When training an SVM with the *Radial Basis Function* (RBF) kernel, two
parameters must be considered: `C`

and `gamma`

. The parameter `C`

,
common to all SVM kernels, trades off misclassification of training examples
against simplicity of the decision surface. A low `C`

makes the decision
surface smooth, while a high `C`

aims at classifying all training examples
correctly. `gamma`

defines how much influence a single training example has.
The larger `gamma`

is, the closer other examples must be to be affected.

Proper choice of `C`

and `gamma`

is critical to the SVM’s performance. One
is advised to use `sklearn.model_selection.GridSearchCV`

with
`C`

and `gamma`

spaced exponentially far apart to choose good values.

Examples:

## 1.4.7. Mathematical formulation¶
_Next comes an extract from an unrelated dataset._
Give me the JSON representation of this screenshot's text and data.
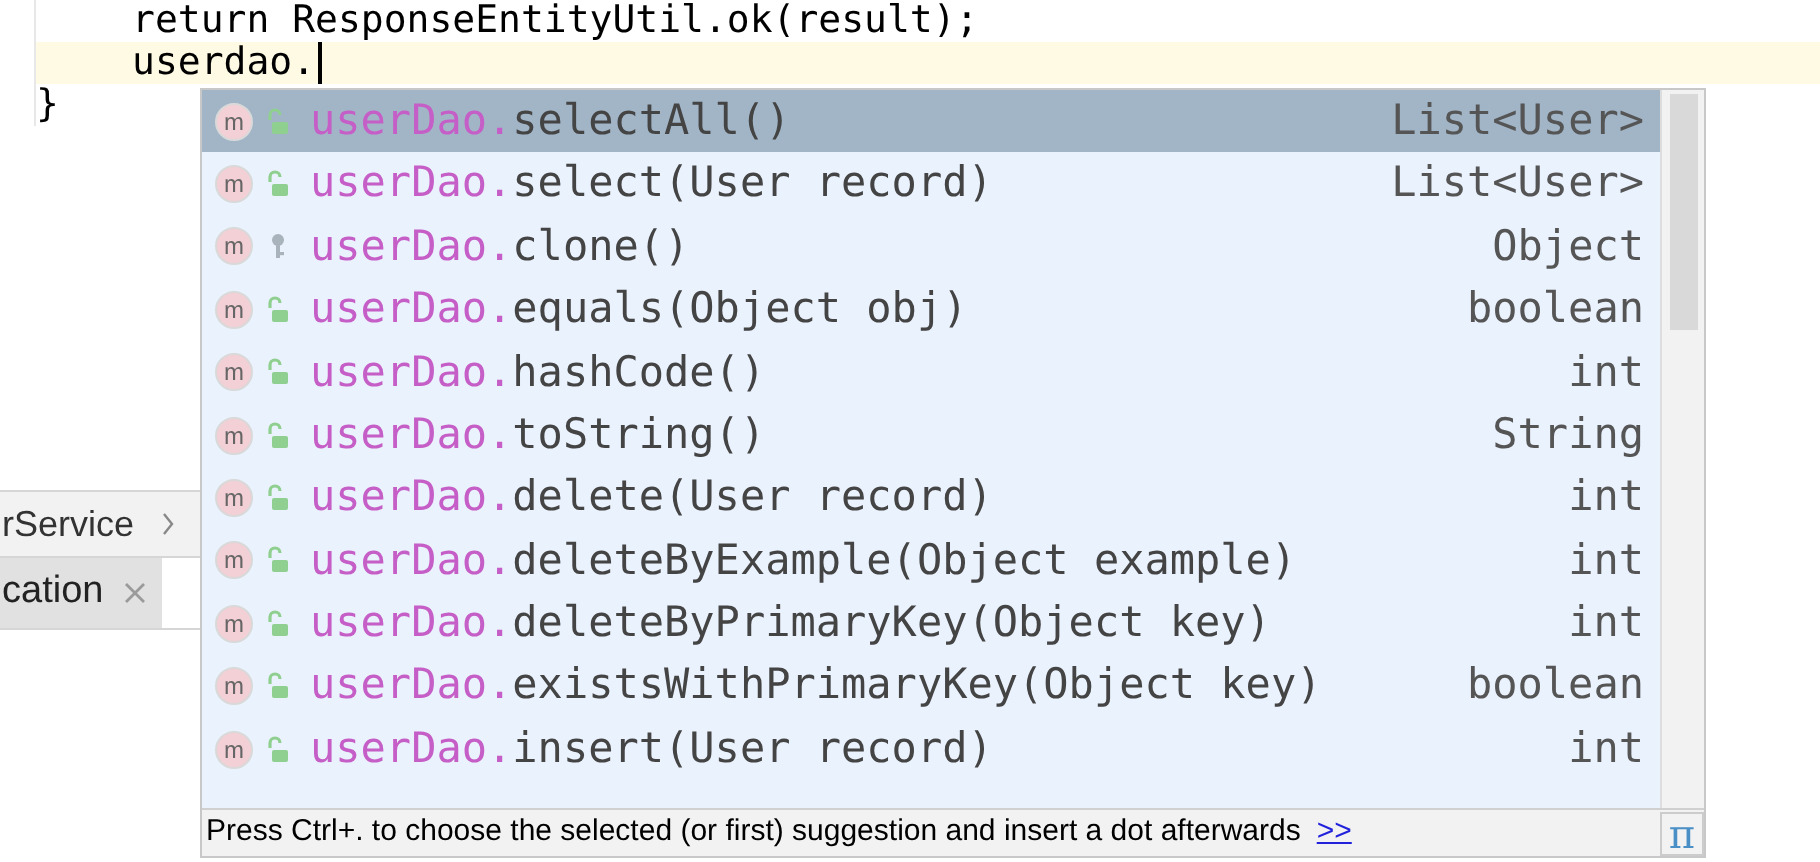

A support vector machine constructs a hyper-plane or set of hyper-planes in a high or infinite dimensional space, which can be used for classification, regression or other tasks. Intuitively, a good separation is achieved by the hyper-plane that has the largest distance to the nearest training data points of any class (so-called functional margin), since in general the larger the margin the lower the generalization error of the classifier.
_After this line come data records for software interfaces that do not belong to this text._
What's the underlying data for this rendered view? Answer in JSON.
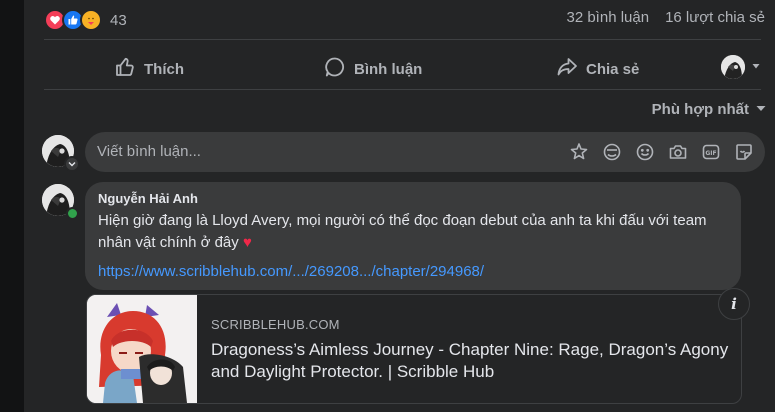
{
  "reactions": {
    "icons": [
      "love-icon",
      "like-icon",
      "care-icon"
    ],
    "count": "43",
    "comments": "32 bình luận",
    "shares": "16 lượt chia sẻ"
  },
  "actions": {
    "like": "Thích",
    "comment": "Bình luận",
    "share": "Chia sẻ"
  },
  "sort": {
    "label": "Phù hợp nhất"
  },
  "composer": {
    "placeholder": "Viết bình luận...",
    "icons": [
      "sticker-icon",
      "avatar-sticker-icon",
      "emoji-icon",
      "camera-icon",
      "gif-icon",
      "sticker-smile-icon"
    ]
  },
  "comment": {
    "author": "Nguyễn Hải Anh",
    "text": "Hiện giờ đang là Lloyd Avery, mọi người có thể đọc đoạn debut của anh ta khi đấu với team nhân vật chính ở đây",
    "emoji": "♥",
    "link": "https://www.scribblehub.com/.../269208.../chapter/294968/"
  },
  "preview": {
    "domain": "SCRIBBLEHUB.COM",
    "title": "Dragoness’s Aimless Journey - Chapter Nine: Rage, Dragon’s Agony and Daylight Protector. | Scribble Hub",
    "info": "i"
  },
  "colors": {
    "background": "#242526",
    "bubble": "#3a3b3c",
    "text": "#e4e6eb",
    "secondary": "#b0b3b8",
    "link": "#4599ff",
    "online": "#31a24c"
  }
}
### 1.4.7.1. SVC¶

Given training vectors \(x_i \in \mathbb{R}^p\), i=1,…, n, in two classes, and a vector \(y \in \{1, -1\}^n\), SVC solves the following primal problem:

Its dual is
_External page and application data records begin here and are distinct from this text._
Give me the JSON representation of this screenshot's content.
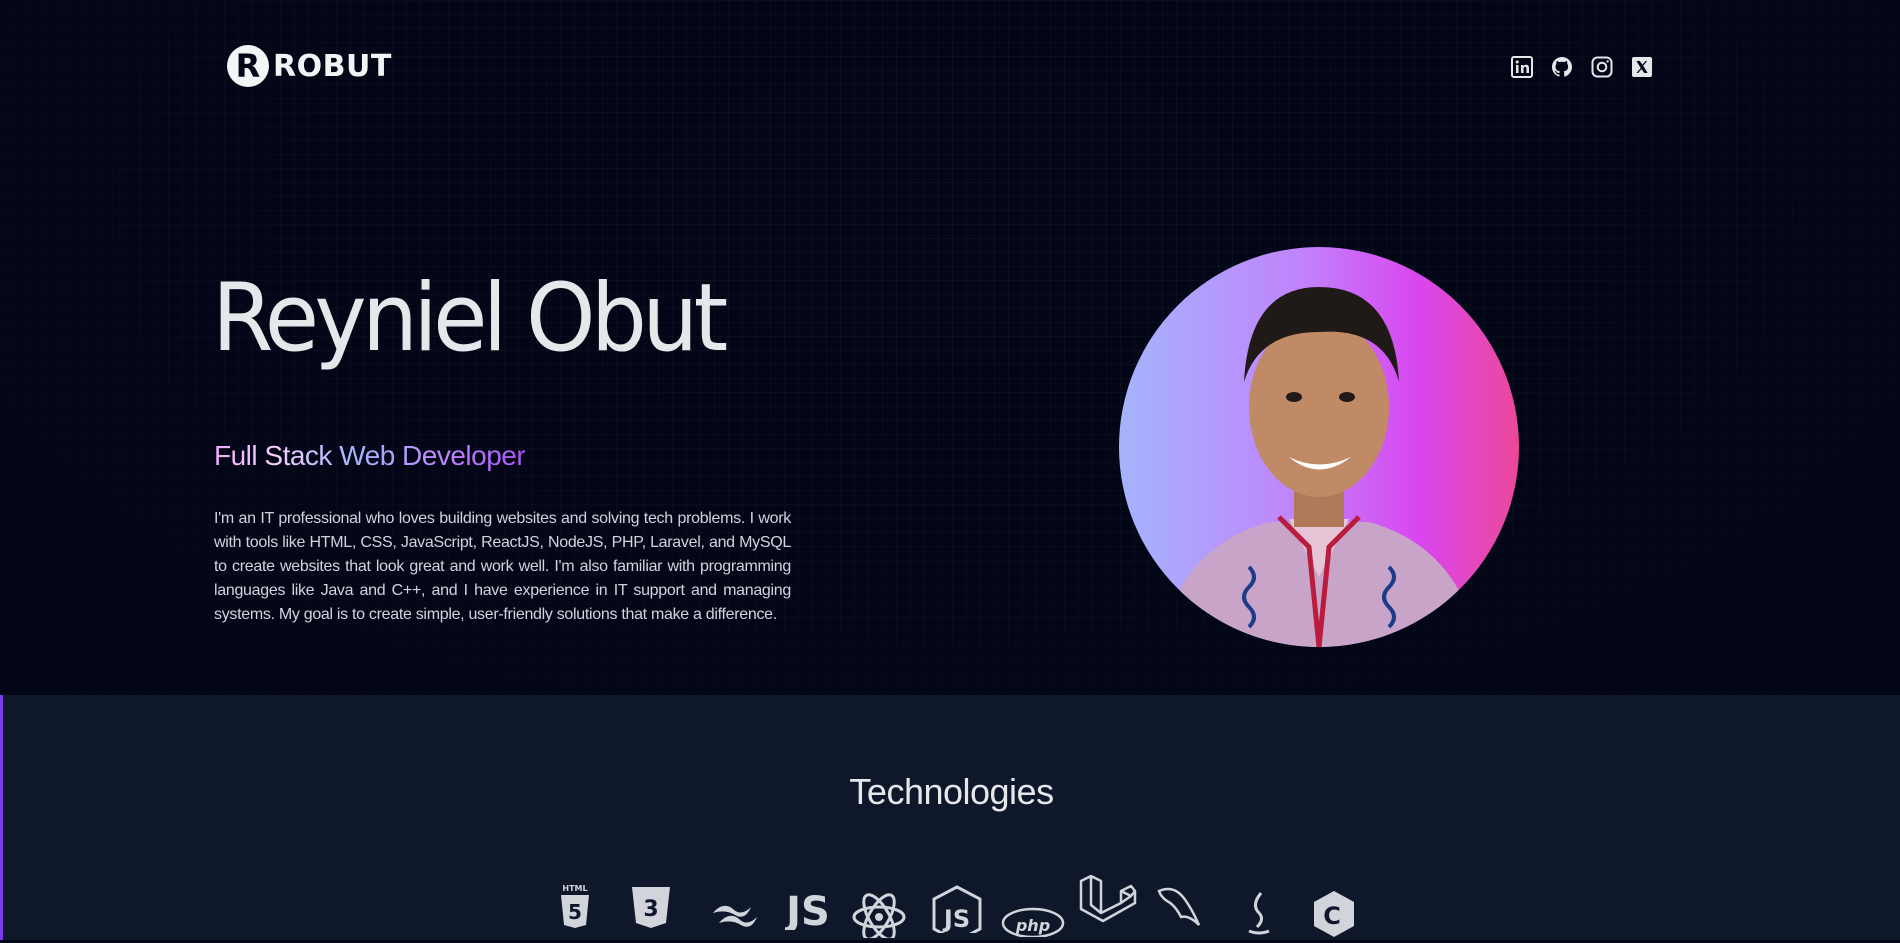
{
  "header": {
    "logo_mark": "R",
    "logo_text": "ROBUT",
    "socials": [
      {
        "name": "linkedin",
        "icon": "linkedin-icon"
      },
      {
        "name": "github",
        "icon": "github-icon"
      },
      {
        "name": "instagram",
        "icon": "instagram-icon"
      },
      {
        "name": "x",
        "icon": "x-icon"
      }
    ]
  },
  "hero": {
    "name": "Reyniel Obut",
    "role": "Full Stack Web Developer",
    "bio": "I'm an IT professional who loves building websites and solving tech problems. I work with tools like HTML, CSS, JavaScript, ReactJS, NodeJS, PHP, Laravel, and MySQL to create websites that look great and work well. I'm also familiar with programming languages like Java and C++, and I have experience in IT support and managing systems. My goal is to create simple, user-friendly solutions that make a difference.",
    "avatar_gradient": [
      "#a5b4fc",
      "#c084fc",
      "#d946ef",
      "#ec4899"
    ]
  },
  "technologies": {
    "title": "Technologies",
    "icons": [
      "html5-icon",
      "css3-icon",
      "tailwind-icon",
      "javascript-icon",
      "react-icon",
      "nodejs-icon",
      "php-icon",
      "laravel-icon",
      "mysql-icon",
      "java-icon",
      "cplusplus-icon"
    ]
  },
  "colors": {
    "background": "#030617",
    "section_background": "#0f172a",
    "accent": "#7c3aed"
  }
}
where \(e\) is the vector of all ones, \(C > 0\) is the upper bound, \(Q\) is an \(n\) by \(n\) positive semidefinite matrix, \(Q_{ij} \equiv y_i y_j K(x_i, x_j)\), where \(K(x_i, x_j) = \phi (x_i)^T \phi (x_j)\) is the kernel. Here training vectors are implicitly mapped into a higher (maybe infinite) dimensional space by the function \(\phi\).

The decision function is:

Note

While SVM models derived from libsvm and liblinear use `C`

as
regularization parameter, most other estimators use `alpha`

. The exact
equivalence between the amount of regularization of two models depends on
the exact objective function optimized by the model. For example, when the
estimator used is `sklearn.linear_model.Ridge`

regression,
the relation between them is given as \(C = \frac{1}{alpha}\).

This parameters can be accessed through the members `dual_coef_`

which holds the product \(y_i \alpha_i\), `support_vectors_`

which
holds the support vectors, and `intercept_`

which holds the independent
term \(\rho\) :

References:

- “Automatic Capacity Tuning of Very Large VC-dimension Classifiers”, I. Guyon, B. Boser, V. Vapnik - Advances in neural information processing 1993.
- “Support-vector networks”, C. Cortes, V. Vapnik - Machine Learning, 20, 273-297 (1995).

### 1.4.7.2. NuSVC¶

We introduce a new parameter \(\nu\) which controls the number of support vectors and training errors. The parameter \(\nu \in (0, 1]\) is an upper bound on the fraction of training errors and a lower bound of the fraction of support vectors.

It can be shown that the \(\nu\)-SVC formulation is a reparameterization of the \(C\)-SVC and therefore mathematically equivalent.

### 1.4.7.3. SVR¶

Given training vectors \(x_i \in \mathbb{R}^p\), i=1,…, n, and a vector \(y \in \mathbb{R}^n\) \(\varepsilon\)-SVR solves the following primal problem:

Its dual is

where \(e\) is the vector of all ones, \(C > 0\) is the upper bound, \(Q\) is an \(n\) by \(n\) positive semidefinite matrix, \(Q_{ij} \equiv K(x_i, x_j) = \phi (x_i)^T \phi (x_j)\) is the kernel. Here training vectors are implicitly mapped into a higher (maybe infinite) dimensional space by the function \(\phi\).

The decision function is:

These parameters can be accessed through the members `dual_coef_`

which holds the difference \(\alpha_i - \alpha_i^*\), `support_vectors_`

which
holds the support vectors, and `intercept_`

which holds the independent
term \(\rho\)

References:

- “A Tutorial on Support Vector Regression”, Alex J. Smola, Bernhard Schölkopf - Statistics and Computing archive Volume 14 Issue 3, August 2004, p. 199-222.